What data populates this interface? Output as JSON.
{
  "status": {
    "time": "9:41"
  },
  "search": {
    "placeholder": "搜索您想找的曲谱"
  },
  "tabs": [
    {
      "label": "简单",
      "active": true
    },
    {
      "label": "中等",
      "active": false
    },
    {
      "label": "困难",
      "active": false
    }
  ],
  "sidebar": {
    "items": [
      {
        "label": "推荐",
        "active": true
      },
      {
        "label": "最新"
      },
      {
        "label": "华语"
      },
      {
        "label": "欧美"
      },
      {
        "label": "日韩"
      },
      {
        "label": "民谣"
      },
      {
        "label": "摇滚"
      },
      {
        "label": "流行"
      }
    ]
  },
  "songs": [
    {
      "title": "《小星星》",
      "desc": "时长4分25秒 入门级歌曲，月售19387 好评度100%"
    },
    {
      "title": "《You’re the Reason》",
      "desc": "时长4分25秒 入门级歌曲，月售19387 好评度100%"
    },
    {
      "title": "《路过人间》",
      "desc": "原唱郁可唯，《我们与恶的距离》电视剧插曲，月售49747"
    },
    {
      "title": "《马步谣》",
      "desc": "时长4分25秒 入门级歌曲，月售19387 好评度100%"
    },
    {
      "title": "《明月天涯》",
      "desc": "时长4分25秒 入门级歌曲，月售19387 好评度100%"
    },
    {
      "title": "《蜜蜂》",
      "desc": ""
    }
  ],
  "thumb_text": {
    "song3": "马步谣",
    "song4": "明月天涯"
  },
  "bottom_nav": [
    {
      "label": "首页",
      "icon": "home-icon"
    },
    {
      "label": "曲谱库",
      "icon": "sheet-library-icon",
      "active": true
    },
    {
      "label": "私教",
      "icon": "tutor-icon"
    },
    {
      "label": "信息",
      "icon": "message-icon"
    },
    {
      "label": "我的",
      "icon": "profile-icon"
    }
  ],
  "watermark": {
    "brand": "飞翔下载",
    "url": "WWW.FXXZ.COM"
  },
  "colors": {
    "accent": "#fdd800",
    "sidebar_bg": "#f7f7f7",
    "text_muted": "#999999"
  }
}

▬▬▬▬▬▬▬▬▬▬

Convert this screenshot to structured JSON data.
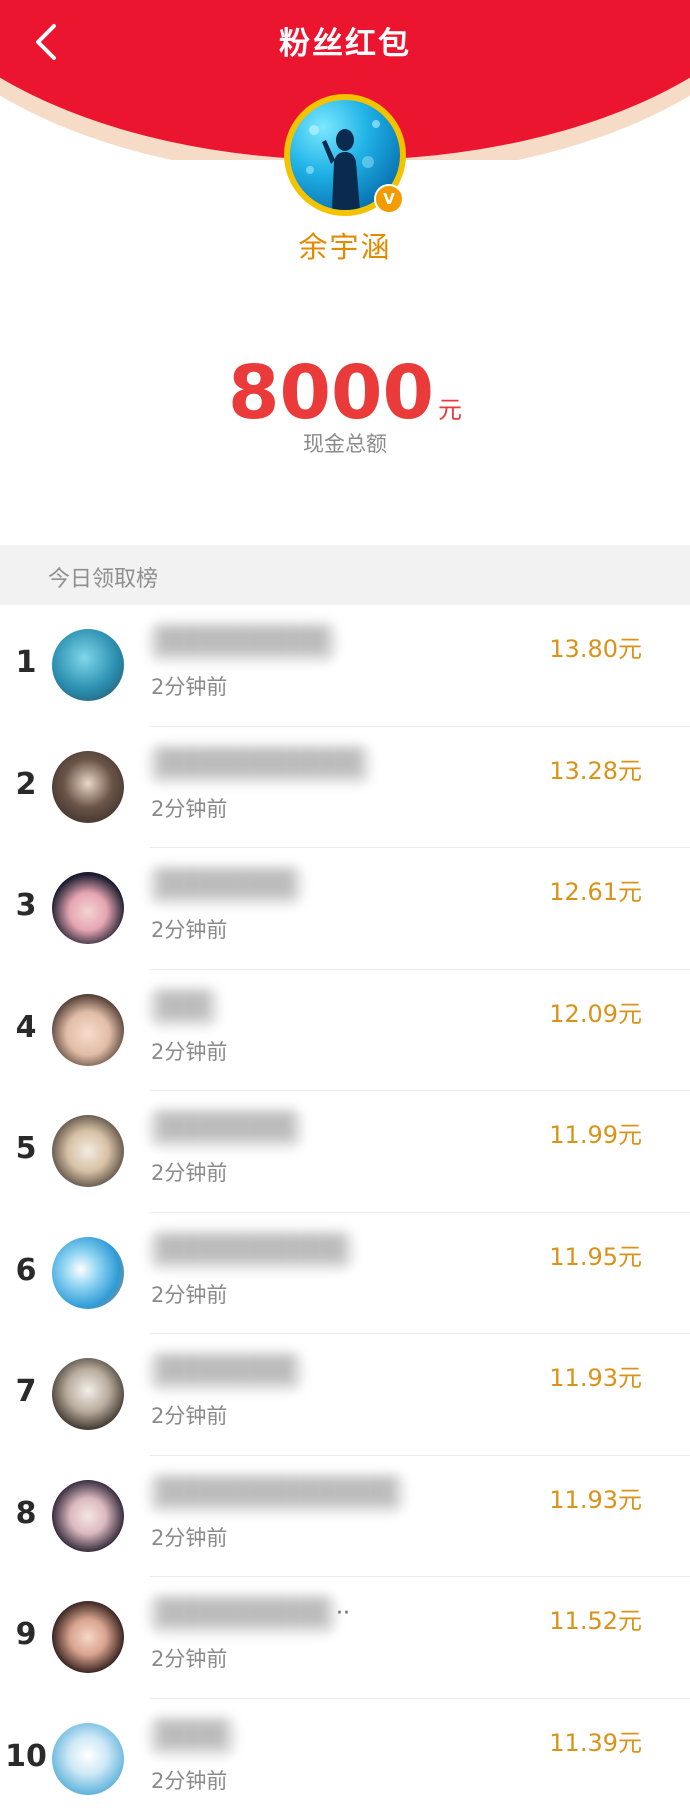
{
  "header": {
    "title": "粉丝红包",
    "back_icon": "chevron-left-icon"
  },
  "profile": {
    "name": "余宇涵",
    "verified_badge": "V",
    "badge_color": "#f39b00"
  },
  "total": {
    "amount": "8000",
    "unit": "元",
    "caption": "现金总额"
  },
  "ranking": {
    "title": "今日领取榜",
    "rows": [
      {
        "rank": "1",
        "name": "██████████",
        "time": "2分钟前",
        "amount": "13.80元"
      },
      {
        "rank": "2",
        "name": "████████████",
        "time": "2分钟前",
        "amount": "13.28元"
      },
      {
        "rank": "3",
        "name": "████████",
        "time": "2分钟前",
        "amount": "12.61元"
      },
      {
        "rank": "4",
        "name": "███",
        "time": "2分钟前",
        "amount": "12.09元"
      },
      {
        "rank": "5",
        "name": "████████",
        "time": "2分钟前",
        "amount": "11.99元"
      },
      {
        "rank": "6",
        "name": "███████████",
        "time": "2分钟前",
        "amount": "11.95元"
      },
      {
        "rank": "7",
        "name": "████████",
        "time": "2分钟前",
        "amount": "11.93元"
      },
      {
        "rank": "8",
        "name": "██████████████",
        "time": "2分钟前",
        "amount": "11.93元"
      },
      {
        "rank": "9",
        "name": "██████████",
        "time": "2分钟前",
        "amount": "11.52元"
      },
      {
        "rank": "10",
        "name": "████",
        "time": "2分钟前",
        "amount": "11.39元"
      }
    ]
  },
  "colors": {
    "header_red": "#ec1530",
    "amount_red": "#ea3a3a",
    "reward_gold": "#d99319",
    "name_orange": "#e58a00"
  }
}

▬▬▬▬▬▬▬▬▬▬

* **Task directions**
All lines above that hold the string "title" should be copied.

* **Response box**
      "title": "《小星星》",
      "title": "《You’re the Reason》",
      "title": "《路过人间》",
      "title": "《马步谣》",
      "title": "《明月天涯》",
      "title": "《蜜蜂》",
    "title": "粉丝红包",
    "title": "今日领取榜",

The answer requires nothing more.